Visit Your Local PBS Station PBS Home PBS Home Programs A-Z TV Schedules Watch Video Donate Shop PBS Search PBS
NATURE
NATURE Home Current Season Episode Index NATURE Shop Contact Us For Teachers
Video DatabasePuzzles & FunEpisode PreviewsAnimal Guides
Featured Program
Forces of the Wild
Flowers An earthquake A wave

Avoiding Destruction

Earthquakes are one of the most deadly -- and unpredictable -- forces of the wild. One earthquake that struck China in 1556 killed 830,000 people, making it one of the worst natural disasters of all time. More recently, the 1988 earthquake in Armenia killed 24,900. Naturally, scientists would like to find a way to predict the arrival of an earthquake, to warn those at risk and save lives. They are inching ever closer.


Earthquakes are one of the most deadly forces of the wild.
One of the most popular folkloric methods of predicting quakes is watching for changes in animal behavior. For more than 200 years, people have reported odd animal activity hours or minutes before a quake: snakes and lizards abandoning burrows, cattle moving to higher ground, unusually excited domestic animals, swarming insects, and deep-water fish moving to shallow areas.
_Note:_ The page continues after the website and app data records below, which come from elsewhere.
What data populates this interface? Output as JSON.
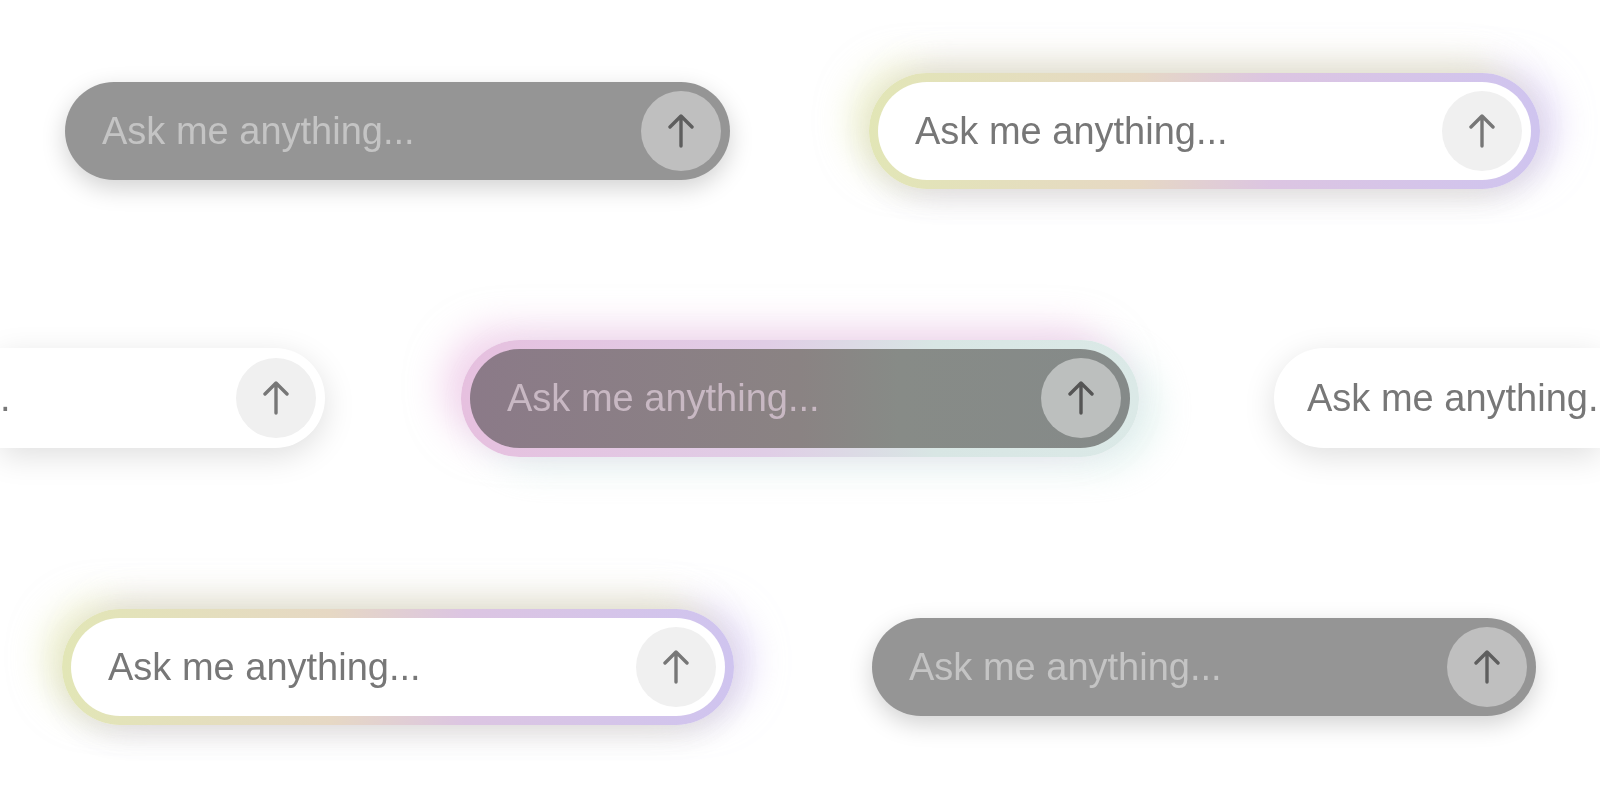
{
  "rows": [
    {
      "fields": [
        {
          "kind": "dark",
          "placeholder": "Ask me anything..."
        },
        {
          "kind": "glow",
          "placeholder": "Ask me anything..."
        }
      ]
    },
    {
      "fields": [
        {
          "kind": "light",
          "placeholder": "."
        },
        {
          "kind": "glowdark",
          "placeholder": "Ask me anything..."
        },
        {
          "kind": "light",
          "placeholder": "Ask me anything."
        }
      ]
    },
    {
      "fields": [
        {
          "kind": "glow",
          "placeholder": "Ask me anything..."
        },
        {
          "kind": "dark",
          "placeholder": "Ask me anything..."
        }
      ]
    }
  ]
}
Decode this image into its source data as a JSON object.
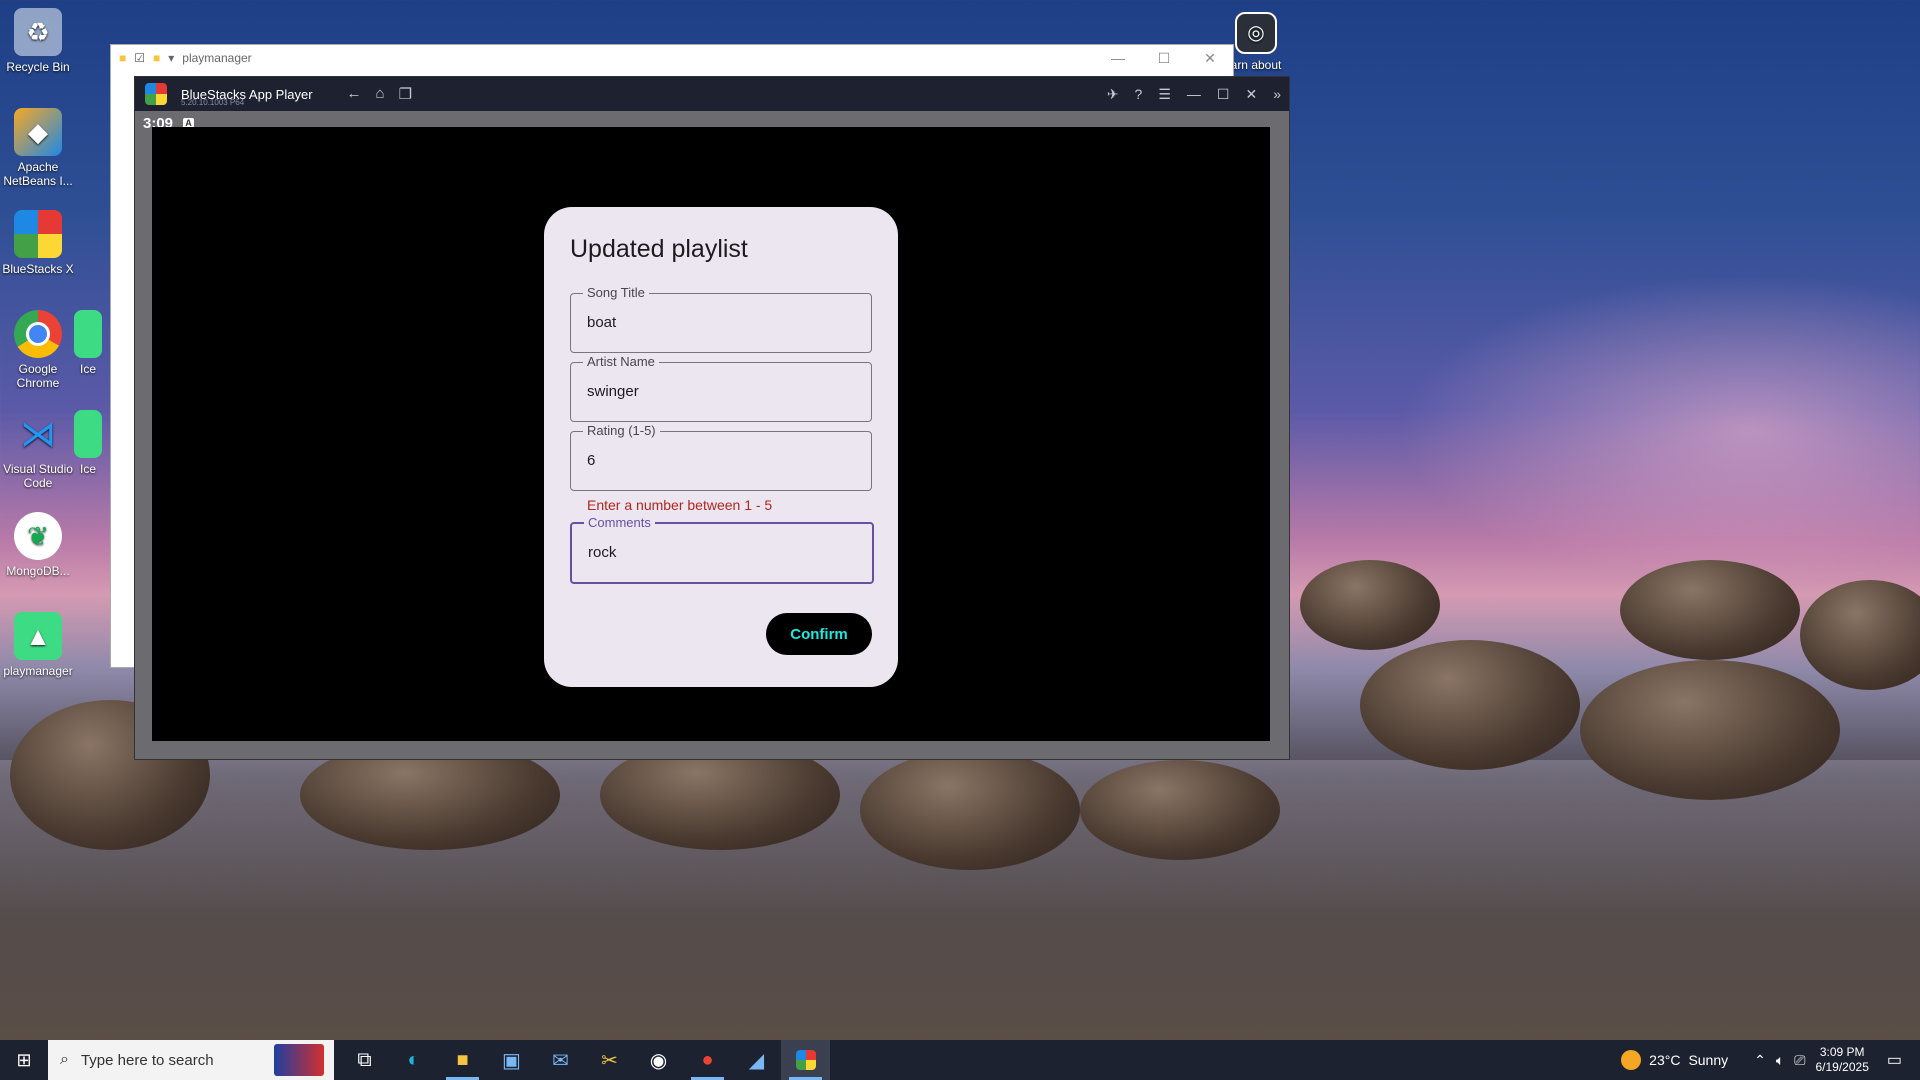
{
  "desktop": {
    "icons": [
      {
        "label": "Recycle Bin",
        "icon": "recycle-bin-icon"
      },
      {
        "label": "Apache NetBeans I...",
        "icon": "netbeans-icon"
      },
      {
        "label": "BlueStacks X",
        "icon": "bluestacks-icon"
      },
      {
        "label": "Google Chrome",
        "icon": "chrome-icon"
      },
      {
        "label": "Visual Studio Code",
        "icon": "vscode-icon"
      },
      {
        "label": "MongoDB...",
        "icon": "mongodb-icon"
      },
      {
        "label": "playmanager",
        "icon": "android-icon"
      },
      {
        "label": "Ice",
        "icon": "android-icon"
      },
      {
        "label": "Ice",
        "icon": "android-icon"
      }
    ],
    "learn_about": "arn about"
  },
  "explorer": {
    "title": "playmanager"
  },
  "bluestacks": {
    "title": "BlueStacks App Player",
    "version": "5.20.10.1003 P64",
    "status_time": "3:09",
    "status_icon": "A"
  },
  "dialog": {
    "title": "Updated playlist",
    "fields": [
      {
        "label": "Song Title",
        "value": "boat"
      },
      {
        "label": "Artist Name",
        "value": "swinger"
      },
      {
        "label": "Rating (1-5)",
        "value": "6"
      },
      {
        "label": "Comments",
        "value": "rock"
      }
    ],
    "error": "Enter a number between 1 - 5",
    "confirm_label": "Confirm"
  },
  "taskbar": {
    "search_placeholder": "Type here to search",
    "weather_temp": "23°C",
    "weather_desc": "Sunny",
    "time": "3:09 PM",
    "date": "6/19/2025"
  },
  "colors": {
    "accent": "#6750a4",
    "error": "#b3261e",
    "confirm_text": "#1de9e0"
  }
}
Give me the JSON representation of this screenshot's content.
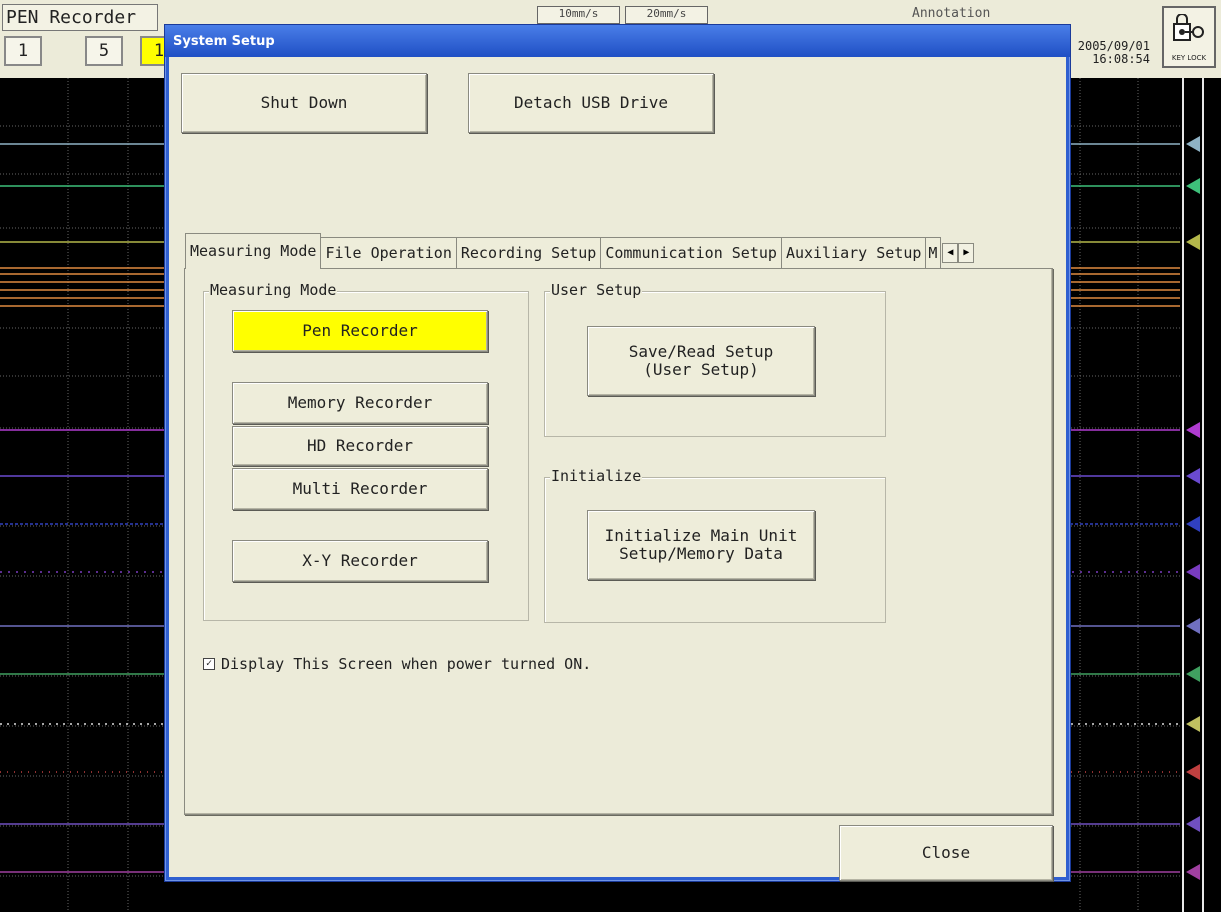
{
  "app": {
    "mode_title": "PEN Recorder",
    "pages": [
      "1",
      "5",
      "1"
    ],
    "speeds": [
      "10mm/s",
      "20mm/s"
    ],
    "annotation_label": "Annotation",
    "date": "2005/09/01",
    "time": "16:08:54",
    "keylock_label": "KEY LOCK"
  },
  "dialog": {
    "title": "System Setup",
    "shutdown_label": "Shut Down",
    "detach_usb_label": "Detach USB Drive",
    "tabs": [
      {
        "label": "Measuring Mode",
        "active": true
      },
      {
        "label": "File Operation"
      },
      {
        "label": "Recording Setup"
      },
      {
        "label": "Communication Setup"
      },
      {
        "label": "Auxiliary Setup"
      },
      {
        "label": "M"
      }
    ],
    "measuring_mode": {
      "group_label": "Measuring Mode",
      "pen_recorder": "Pen Recorder",
      "memory_recorder": "Memory Recorder",
      "hd_recorder": "HD Recorder",
      "multi_recorder": "Multi Recorder",
      "xy_recorder": "X-Y Recorder",
      "selected": "Pen Recorder"
    },
    "user_setup": {
      "group_label": "User Setup",
      "save_read_label": "Save/Read Setup\n(User Setup)"
    },
    "initialize": {
      "group_label": "Initialize",
      "init_label": "Initialize Main Unit\nSetup/Memory Data"
    },
    "startup_checkbox": {
      "checked": true,
      "label": "Display This Screen when power turned ON."
    },
    "close_label": "Close"
  },
  "colors": {
    "selected_mode": "#ffff00",
    "titlebar": "#2f5fd0",
    "panel": "#ecebd9"
  }
}
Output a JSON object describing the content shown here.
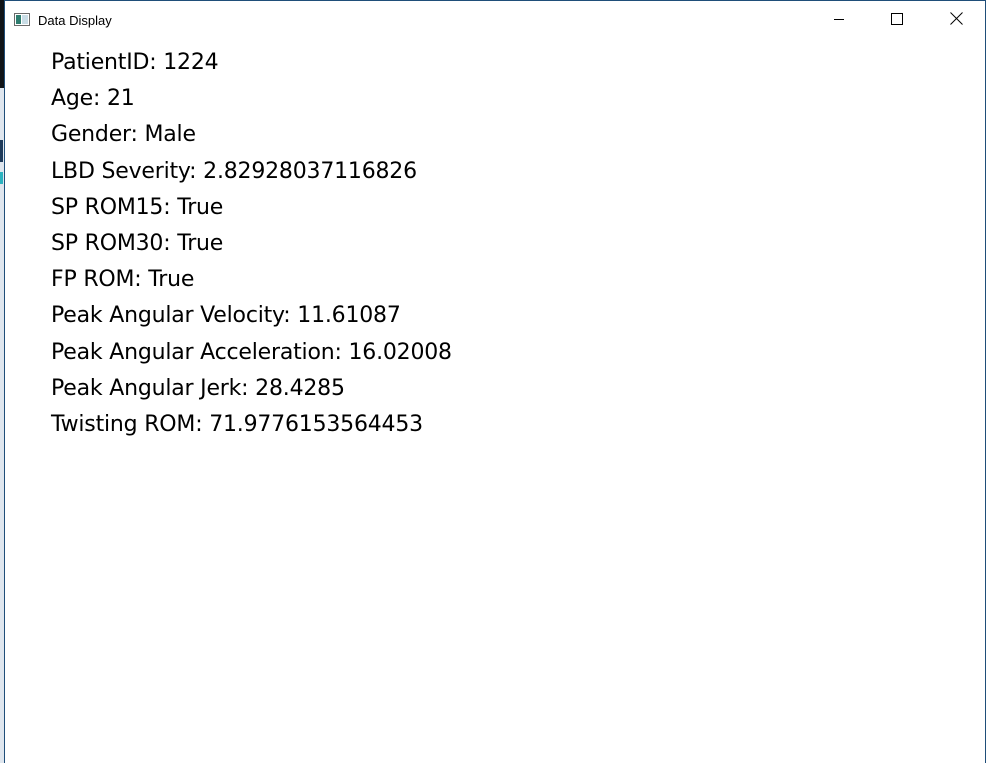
{
  "window": {
    "title": "Data Display",
    "icons": {
      "app": "app-window-icon",
      "minimize": "minimize-icon",
      "maximize": "maximize-icon",
      "close": "close-icon"
    }
  },
  "fields": [
    {
      "label": "PatientID",
      "value": "1224",
      "text": "PatientID: 1224"
    },
    {
      "label": "Age",
      "value": "21",
      "text": "Age: 21"
    },
    {
      "label": "Gender",
      "value": "Male",
      "text": "Gender: Male"
    },
    {
      "label": "LBD Severity",
      "value": "2.82928037116826",
      "text": "LBD Severity: 2.82928037116826"
    },
    {
      "label": "SP ROM15",
      "value": "True",
      "text": "SP ROM15: True"
    },
    {
      "label": "SP ROM30",
      "value": "True",
      "text": "SP ROM30: True"
    },
    {
      "label": "FP ROM",
      "value": "True",
      "text": "FP ROM: True"
    },
    {
      "label": "Peak Angular Velocity",
      "value": "11.61087",
      "text": "Peak Angular Velocity: 11.61087"
    },
    {
      "label": "Peak Angular Acceleration",
      "value": "16.02008",
      "text": "Peak Angular Acceleration: 16.02008"
    },
    {
      "label": "Peak Angular Jerk",
      "value": "28.4285",
      "text": "Peak Angular Jerk: 28.4285"
    },
    {
      "label": "Twisting ROM",
      "value": "71.9776153564453",
      "text": "Twisting ROM: 71.9776153564453"
    }
  ]
}
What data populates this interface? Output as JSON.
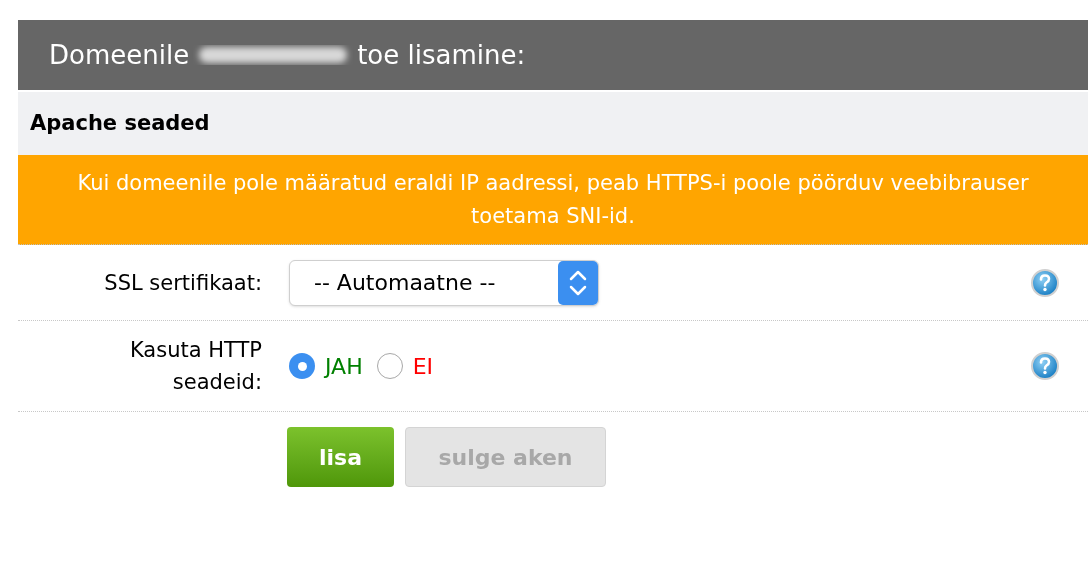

Some say that animals might be sensing changes in electromagnetic fields, but there have been no quantitative studies done, and most scientists remain skeptical.

Rather than rely on animal messengers, scientists are trying to use their own sensors to detect changes in the Earth that occur before an earthquake. As seen in FORCES OF THE WILD, Rich Liechti of the U.S. Geological Survey is monitoring the San Andreas fault, Californiaís most vulnerable seam, where it passes through the tiny town of Parkfield, California. Liechti and his colleagues have trained two video cameras on the fault, hoping to film what happens to the ground before, during, and after the next big earthquake. They have also set up numerous instruments to monitor changes in magnetic fields, water well levels, surrounding topography, and strain levels felt along the fault itself. They hope, says Liechti, "to see some major and consistent changes in the months before a quake, or even hours before a quake." Such changes could then be monitored in earthquake-prone areas around the world.

Parkfield is supposed to be an active earthquake area, with a major quake occurring along the fault there about every 22 years. But 10 years after the last quake was expected to occur, Liechti is still waiting. He's been waiting, watching, and collecting data for 12 years. "We're still sitting in the waiting room," he sighs. "It's like waiting twelve years for your baby to be born."

Scientists are doing some earthquake forecasting now, but the forecasts are rather broad. The quake hunters can say only that a quake has a certain chance of occurring within a given time frame, not that one will happen on, say, Tuesday the eighth at 4 p.m. The system is based on the fact that earthquakes rarely occur one at a time; they tend to occur in clusters of shocks of varying strengths, with most called foreshocks or aftershocks. Based on the patterns of fore- and aftershocks that have been identified in past earthquakes, scientists can now estimate the probability that more shocks will follow once one has been detected.

For example, in 1989, a small earthquake hit the area south of San Francisco. Government scientists warned that there was a one in 20 chance of a larger quake in the next 60 days, a much higher risk than the usual chances of one in 15,000. Nothing happened during the warning period, but just days after it ended, San Francisco was hit by a major temblor, the Loma Prieta quake, which killed 63 people and caused billions of dollars in damage.

The quake measured 7.1 on the Richter scale. The Richter scale measures the amount of energy released by an earthquake. It is an exponential scale, in which the increase from one whole number to the next means a tenfold increase in energy. Thus, the devastating 1906 San Francisco earthquake, which measured 8.3, was more than ten times more powerful than the 1989 earthquake at 7.1. Earthquake warnings, while they might not be specific enough to tell people to evacuate their homes at a certain time, do help emergency services to know when to keep extra personnel on hand and when it is more likely safe to enter damaged buildings without the threat of aftershocks.

Until a warning system is perfected, the only other option for people who are very worried about earthquakes is to move to North Dakota or Wisconsin: since their faults are very ancient, those states are the least likely to experience earthquakes.






Earth
Recipe for Life
Why did life evolve on Earth?
Lava
Volcanic Action
The secrets of erupting volcanoes.
Sunset
The Equinox
Why aren't our days and nights of equal length?
Lightning
Understanding El Niño
What is El Niño?
Earthquake
Avoiding Destruction
Meet an earthquake hunter.
Volcanic eruption
Timeline
Significant events in geological history.
Dandelions
For Teachers
View FORCES OF THE WILD lesson plans.
A bird
Resources
Web links and books related to the program.
Printe-mail

episode homepage